The Winnipeg Jets are no longer simply penciling players in before training camp.

NHL: New Jersey Devils at Winnipeg Jets James Carey Lauder-USA TODAY Sports

The Winnipeg Jets are at the point where young players are being sent to the AHL until they are ready and until that time they might get the odd call up. This is a change from previous years when young players made the team before they were ready thanks to the Jets lack of depth. This is most notable with Kyle Connor during his first year of professional hockey.

This is what the AHL is for. The league is there for young players to move to a level that is harder than junior or the NCAA, but easier than the NHL. The AHL allows for that.
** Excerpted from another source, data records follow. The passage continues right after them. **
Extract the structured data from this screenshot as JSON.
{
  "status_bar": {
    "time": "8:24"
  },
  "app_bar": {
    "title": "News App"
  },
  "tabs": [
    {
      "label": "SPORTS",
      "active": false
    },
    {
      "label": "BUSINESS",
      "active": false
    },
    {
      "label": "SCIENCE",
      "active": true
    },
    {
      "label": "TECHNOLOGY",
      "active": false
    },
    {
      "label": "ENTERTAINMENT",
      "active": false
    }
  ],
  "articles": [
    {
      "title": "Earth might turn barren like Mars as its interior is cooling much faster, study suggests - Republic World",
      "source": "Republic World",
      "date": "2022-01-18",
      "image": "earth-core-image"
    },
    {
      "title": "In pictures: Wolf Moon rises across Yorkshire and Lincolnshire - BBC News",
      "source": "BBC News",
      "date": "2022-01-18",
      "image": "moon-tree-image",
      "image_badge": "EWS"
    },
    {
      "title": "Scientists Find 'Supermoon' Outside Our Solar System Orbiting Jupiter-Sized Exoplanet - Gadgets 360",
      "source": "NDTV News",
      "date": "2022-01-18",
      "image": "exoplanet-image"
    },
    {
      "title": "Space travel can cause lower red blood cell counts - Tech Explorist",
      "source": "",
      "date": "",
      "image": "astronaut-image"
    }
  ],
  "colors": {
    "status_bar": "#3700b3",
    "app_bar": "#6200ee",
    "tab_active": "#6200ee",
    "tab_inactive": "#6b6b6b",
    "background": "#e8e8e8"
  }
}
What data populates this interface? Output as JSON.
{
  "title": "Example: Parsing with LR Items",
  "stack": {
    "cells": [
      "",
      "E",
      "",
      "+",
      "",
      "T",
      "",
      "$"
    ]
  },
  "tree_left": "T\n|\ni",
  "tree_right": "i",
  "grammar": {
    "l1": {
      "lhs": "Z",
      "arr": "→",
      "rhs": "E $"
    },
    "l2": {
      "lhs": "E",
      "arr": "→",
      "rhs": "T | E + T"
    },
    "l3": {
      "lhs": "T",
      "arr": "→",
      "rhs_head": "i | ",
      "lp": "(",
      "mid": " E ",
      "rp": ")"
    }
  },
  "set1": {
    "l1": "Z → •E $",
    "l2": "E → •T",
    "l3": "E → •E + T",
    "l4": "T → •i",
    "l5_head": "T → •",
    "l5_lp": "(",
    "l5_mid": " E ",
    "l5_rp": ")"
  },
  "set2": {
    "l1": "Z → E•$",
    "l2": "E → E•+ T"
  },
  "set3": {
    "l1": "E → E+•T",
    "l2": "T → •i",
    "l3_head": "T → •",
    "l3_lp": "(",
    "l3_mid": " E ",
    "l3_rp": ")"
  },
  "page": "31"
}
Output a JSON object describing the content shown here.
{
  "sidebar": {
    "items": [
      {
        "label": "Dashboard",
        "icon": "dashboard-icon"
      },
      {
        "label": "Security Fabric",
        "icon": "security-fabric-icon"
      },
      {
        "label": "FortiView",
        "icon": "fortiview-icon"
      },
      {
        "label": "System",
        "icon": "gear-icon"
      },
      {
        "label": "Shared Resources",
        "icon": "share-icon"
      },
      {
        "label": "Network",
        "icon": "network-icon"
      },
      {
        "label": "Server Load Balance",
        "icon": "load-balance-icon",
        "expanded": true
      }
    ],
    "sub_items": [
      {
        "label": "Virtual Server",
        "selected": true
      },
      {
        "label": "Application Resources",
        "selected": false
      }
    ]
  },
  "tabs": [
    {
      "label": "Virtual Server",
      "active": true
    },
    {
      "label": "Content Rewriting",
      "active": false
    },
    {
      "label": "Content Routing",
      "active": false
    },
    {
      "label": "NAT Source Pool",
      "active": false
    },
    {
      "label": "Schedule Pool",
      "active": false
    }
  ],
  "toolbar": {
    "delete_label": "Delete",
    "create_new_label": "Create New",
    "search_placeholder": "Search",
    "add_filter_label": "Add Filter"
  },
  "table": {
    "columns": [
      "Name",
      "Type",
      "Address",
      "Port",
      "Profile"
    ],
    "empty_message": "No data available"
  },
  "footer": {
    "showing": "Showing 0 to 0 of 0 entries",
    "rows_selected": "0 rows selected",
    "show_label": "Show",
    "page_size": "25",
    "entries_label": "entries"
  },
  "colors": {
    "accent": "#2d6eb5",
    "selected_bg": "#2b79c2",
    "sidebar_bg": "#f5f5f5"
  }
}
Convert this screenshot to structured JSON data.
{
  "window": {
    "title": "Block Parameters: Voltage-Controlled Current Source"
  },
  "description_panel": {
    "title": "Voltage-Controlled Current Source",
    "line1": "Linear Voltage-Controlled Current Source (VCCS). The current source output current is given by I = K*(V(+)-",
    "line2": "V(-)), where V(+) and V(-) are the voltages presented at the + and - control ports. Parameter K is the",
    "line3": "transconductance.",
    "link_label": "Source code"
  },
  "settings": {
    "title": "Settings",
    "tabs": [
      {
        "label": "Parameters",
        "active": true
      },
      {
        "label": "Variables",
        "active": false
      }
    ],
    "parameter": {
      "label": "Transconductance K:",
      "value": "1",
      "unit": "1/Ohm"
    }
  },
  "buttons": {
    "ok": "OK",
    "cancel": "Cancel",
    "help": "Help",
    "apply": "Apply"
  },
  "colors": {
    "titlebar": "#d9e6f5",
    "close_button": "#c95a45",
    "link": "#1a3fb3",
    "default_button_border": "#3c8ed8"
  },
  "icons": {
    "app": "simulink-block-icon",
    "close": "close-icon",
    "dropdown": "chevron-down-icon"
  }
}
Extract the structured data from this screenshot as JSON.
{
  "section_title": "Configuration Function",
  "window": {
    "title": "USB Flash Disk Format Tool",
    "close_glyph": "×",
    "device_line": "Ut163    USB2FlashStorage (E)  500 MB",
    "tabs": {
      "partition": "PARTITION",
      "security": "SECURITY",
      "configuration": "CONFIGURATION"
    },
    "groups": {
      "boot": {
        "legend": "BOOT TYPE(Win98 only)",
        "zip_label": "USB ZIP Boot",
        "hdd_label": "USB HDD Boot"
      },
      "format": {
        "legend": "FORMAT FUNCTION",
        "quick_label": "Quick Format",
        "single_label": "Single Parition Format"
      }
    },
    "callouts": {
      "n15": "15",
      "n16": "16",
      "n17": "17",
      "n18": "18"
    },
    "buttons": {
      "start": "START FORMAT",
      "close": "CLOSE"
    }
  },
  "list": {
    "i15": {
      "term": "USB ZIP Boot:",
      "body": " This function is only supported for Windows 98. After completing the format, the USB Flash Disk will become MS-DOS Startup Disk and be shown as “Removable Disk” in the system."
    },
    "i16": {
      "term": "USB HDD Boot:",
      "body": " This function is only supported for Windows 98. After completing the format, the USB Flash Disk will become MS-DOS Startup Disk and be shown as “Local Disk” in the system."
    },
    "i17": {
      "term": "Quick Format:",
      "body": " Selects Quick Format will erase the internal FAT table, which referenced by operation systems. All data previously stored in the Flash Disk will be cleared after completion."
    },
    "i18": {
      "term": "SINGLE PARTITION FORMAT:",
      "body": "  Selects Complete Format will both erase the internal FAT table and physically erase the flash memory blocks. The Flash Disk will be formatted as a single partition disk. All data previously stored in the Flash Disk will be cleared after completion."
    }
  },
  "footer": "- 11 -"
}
It is not a place to punish players, but a place to allow them to grow as players until they are ready for the NHL.

If the AHL is viewed as a place where a player is sent to develop, it changes the perception of what going to the AHL means. It means that a young player can have the ice time that is not available to them in the NHL. They can make mistakes and learn what it takes for them to play at an elite level.

One example of a player who benefited from the AHL is Kyle Connor. Connor made the Jets out of camp two years ago based on his early pre-season performance and he was not ready. After the Jets finally sent him down in December, he thrived in the AHL and should have made the team directly out of camp the next season. While he did not, an early call up allowed him to spend most of the season with the team and he showed that he is a very good player.

The AHL is a place where a young player can play on the first line instead of the fourth line. It allows for a young player to play more and make mistakes. While all teams should want to win, not winning in the AHL is less important than the same outcome in the NHL. It is about development down there and winning comes secondary.

The Winnipeg Jets have moved on to using the NHL as a development league and not having players in the NHL before they are ready. While Kristian Vesalainen started the year in the NHL, as soon as he showed he was not ready he was sent to the AHL. Yes, he eventually left for the KHL, but the Jets did the right thing by not having him in the NHL just to keep him in North America.

The AHL has long been the best place to develop players in North America and the Winnipeg Jets have used it that way for years. The difference is, they are no longer granting players NHL spots before they are fully ready. The next piece is for players to stop seeing the AHL as a bad place to play, but instead a place to learn and grow as a player.